■ **Activity**: Keep only the lines that hold the string "Staff", filtering out the rest of the entries below.

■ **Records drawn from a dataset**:
□ □ □ □ □
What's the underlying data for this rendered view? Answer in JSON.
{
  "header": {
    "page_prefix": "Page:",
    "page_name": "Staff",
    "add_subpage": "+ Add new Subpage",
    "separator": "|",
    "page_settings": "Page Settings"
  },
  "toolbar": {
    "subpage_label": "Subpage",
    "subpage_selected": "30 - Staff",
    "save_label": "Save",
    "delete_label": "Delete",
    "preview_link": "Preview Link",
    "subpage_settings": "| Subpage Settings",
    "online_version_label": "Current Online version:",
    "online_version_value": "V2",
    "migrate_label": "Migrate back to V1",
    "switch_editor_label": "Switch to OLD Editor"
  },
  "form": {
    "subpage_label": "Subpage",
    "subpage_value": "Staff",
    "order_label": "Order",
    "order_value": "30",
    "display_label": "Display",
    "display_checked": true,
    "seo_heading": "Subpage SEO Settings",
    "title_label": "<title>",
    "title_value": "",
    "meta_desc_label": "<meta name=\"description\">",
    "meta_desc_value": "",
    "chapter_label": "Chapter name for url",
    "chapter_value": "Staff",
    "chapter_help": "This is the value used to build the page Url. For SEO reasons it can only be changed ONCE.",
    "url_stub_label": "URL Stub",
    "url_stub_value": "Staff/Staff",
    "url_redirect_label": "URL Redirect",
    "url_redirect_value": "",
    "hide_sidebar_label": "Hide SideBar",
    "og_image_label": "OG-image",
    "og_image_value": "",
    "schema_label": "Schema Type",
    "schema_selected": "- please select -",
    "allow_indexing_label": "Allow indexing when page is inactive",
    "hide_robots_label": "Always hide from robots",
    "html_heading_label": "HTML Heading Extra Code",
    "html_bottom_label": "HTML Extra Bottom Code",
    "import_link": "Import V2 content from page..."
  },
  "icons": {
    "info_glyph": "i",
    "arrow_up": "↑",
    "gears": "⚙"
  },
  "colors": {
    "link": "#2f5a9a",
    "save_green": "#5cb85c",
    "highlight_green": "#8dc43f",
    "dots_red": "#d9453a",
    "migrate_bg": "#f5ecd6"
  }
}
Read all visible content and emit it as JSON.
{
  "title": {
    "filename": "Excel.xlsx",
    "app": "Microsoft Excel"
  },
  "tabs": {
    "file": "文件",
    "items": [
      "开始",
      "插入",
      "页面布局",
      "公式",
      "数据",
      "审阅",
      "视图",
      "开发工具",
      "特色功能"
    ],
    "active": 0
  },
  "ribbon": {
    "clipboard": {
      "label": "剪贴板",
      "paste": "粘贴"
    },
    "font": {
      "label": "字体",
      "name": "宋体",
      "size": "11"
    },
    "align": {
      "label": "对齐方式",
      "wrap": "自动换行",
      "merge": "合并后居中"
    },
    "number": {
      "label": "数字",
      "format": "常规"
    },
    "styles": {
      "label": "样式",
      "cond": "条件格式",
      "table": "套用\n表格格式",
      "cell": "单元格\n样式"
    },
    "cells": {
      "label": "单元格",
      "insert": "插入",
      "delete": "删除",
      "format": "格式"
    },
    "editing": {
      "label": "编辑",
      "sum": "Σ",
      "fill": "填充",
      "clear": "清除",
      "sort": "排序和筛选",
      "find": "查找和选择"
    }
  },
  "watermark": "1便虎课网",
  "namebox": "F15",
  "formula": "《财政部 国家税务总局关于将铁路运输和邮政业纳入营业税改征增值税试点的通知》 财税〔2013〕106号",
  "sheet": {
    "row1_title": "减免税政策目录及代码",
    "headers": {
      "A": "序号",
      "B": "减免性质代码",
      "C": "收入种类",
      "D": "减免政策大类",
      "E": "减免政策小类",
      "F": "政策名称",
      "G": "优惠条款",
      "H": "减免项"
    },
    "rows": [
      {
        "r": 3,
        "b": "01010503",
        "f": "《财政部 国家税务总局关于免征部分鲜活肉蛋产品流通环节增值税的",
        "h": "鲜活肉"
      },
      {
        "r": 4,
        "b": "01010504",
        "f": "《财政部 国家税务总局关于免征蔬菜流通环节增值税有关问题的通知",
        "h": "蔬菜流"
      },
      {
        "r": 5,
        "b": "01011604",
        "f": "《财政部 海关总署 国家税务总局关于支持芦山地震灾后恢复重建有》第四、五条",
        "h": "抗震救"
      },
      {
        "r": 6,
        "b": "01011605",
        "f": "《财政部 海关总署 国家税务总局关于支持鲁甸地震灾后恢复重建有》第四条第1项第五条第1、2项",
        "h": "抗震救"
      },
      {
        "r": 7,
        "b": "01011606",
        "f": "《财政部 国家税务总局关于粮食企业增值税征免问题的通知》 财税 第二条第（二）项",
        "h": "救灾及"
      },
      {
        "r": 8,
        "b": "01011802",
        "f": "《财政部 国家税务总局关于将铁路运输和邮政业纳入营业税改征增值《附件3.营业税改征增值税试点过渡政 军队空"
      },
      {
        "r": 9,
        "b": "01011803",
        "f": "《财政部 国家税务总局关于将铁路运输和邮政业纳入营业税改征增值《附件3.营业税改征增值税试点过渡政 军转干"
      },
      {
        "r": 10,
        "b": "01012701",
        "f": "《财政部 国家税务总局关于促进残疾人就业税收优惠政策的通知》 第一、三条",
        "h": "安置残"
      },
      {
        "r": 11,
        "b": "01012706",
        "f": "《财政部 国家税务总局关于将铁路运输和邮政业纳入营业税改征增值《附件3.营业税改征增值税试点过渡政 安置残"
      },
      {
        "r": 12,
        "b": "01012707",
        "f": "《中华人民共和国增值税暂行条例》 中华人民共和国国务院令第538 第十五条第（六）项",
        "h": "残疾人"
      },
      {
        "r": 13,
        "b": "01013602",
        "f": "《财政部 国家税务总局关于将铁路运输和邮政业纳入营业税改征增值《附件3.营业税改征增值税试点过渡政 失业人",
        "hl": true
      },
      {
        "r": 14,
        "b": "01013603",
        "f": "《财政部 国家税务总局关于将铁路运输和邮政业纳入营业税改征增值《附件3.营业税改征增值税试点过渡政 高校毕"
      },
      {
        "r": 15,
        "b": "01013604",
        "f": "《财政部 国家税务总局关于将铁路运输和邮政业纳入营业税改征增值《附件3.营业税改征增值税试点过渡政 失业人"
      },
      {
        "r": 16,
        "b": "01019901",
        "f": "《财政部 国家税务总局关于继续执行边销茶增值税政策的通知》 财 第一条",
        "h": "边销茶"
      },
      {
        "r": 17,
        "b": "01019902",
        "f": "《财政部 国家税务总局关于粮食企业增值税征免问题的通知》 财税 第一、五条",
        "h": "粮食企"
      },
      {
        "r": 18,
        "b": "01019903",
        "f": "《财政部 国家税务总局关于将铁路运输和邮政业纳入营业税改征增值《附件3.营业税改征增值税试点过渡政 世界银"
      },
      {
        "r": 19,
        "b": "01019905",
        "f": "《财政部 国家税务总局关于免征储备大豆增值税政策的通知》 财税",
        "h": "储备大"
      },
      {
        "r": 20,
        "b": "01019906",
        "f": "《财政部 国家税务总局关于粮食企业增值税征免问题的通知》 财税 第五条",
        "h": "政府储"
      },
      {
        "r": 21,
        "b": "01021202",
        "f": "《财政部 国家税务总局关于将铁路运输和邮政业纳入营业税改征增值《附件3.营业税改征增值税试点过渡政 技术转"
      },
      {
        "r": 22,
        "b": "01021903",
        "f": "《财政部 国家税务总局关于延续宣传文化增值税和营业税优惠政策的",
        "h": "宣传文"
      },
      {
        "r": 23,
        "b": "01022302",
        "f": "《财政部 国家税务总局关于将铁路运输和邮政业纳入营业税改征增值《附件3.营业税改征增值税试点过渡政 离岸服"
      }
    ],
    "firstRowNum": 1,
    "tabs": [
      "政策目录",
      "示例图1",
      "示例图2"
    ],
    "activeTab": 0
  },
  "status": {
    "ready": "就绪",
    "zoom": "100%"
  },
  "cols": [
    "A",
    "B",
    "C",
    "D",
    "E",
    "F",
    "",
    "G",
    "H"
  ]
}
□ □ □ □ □
■ **Response to the exercise**:
    "page_name": "Staff",
    "subpage_selected": "30 - Staff",
    "subpage_value": "Staff",
    "chapter_value": "Staff",
    "url_stub_value": "Staff/Staff",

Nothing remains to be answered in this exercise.